Dedicant Path ADF Virtues – Courage

26 12 2013

ADF defines Courage as “The ability to act appropriately in the face of danger.”

The dictionary defines it as –

1) The state or quality of mind or spirit that enables one to face danger, fear, or vicissitudes with self-possession, confidence, and resolution; bravery.

I don’t agree with either of these definitions as I define courage as “feeling fear but doing it anyway.” To me, you cannot be courageous by not feeling nervous or scared of something. You can only show the virtue of courage when you consciously face that fear. It is being willing to confront fear, pain, danger, uncertainty and intimidation in order to do the right thing. It is being willing to stand up for the innocent or weak even when you know the crowd will laugh at you or hurt you. It is both physical courage in the face of pain or death, and moral courage in the face of popular opposition, shame or discouragement.

Like moderation, the ancient Greek and Roman pagans called courage or fortitude a “cardinal virtue.” Aristotle said it was the mean point between cowardice and foolhardiness. And it takes wisdom to know when to be courageous. The ancient Norse and Celtic peoples also highly valued courage, especially in their battles. They told myths of heroes like Beowulf who fought against enemies much stronger than them and prevailed. The Romans recorded how courageous the Celts were with quotes from Diodorus Siculus like “the women of the Gauls are not only like men in their great stature, but they are a match for them in courage as well.” It is obvious then that the ancient pagan people’s of Europe valued the virtue of courage highly.

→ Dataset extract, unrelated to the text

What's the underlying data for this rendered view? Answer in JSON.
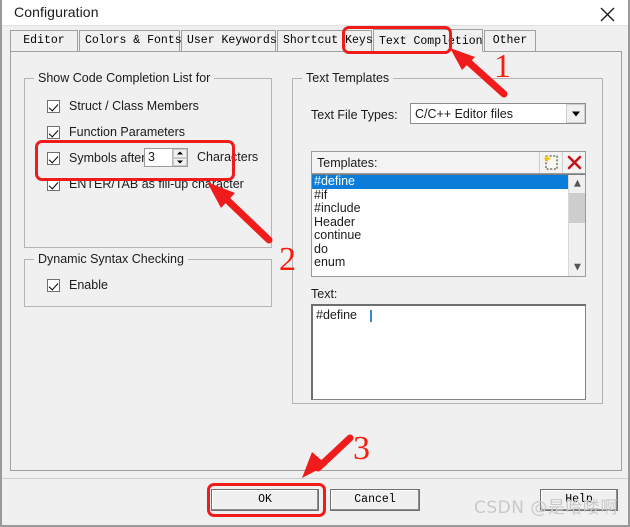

In today’s world, we see soldiers as brave because they go into battle despite the risk of getting killed. We see those who stand up for their human rights e.g the right to religion, gay rights, campaigners for democracy e.t.c, as brave because they often risk imprisonment or death in countries that seek to deny these basic liberties. I think of heroes like Rosa Parks and Nelson Mandela, who’s courageous stands against oppression of black people helped revolutionise the way society treats them. And it’s not just the famous people. There are those who work in the emergency services like policemen and fire men who must be brave in their jobs every day. There is the young person who is being bullied at school yet turns up every day and tries to learn. There is the daughter who’s mother is suffering from a mental health issue but she does her best to look after her. I love the quote from Gandalf in the Hobbit as I believe it really explains courage well. He says “Some believe it is only great power that can hold evil in check. But that is not what I have found. I have found that it is the small everyday deeds of ordinary folk that keep the darkness at bay. Small acts of kindness and love.” Courage is not just about fighting battles and standing up to oppressive governments, its doing the small things in life because you know they are the right thing to do. And sometimes it is deliberately putting oneself in situations that are outside our comfort zones in order to challenge ourselves and grow as a person. Courage is just as important a virtue in today’s society as it was in the ancient pagan past. Like them we also tell stories, through our books and films, which emphasise the hero idea, the morally righteous one who must fight against the odds to overcome some enemy and save the world. Like them, we are all capable of being courageous and ADF were right to include it in their list of virtues.

ADF. Our Own Druidry: An Introduction to Ár nDraíocht Féin and the Druid Path. Tucson: ADF Publishing, 2009

American Heritage Dictionary of the English Language, Fourth Edition. Houghton Mifflin Compnay, 2000.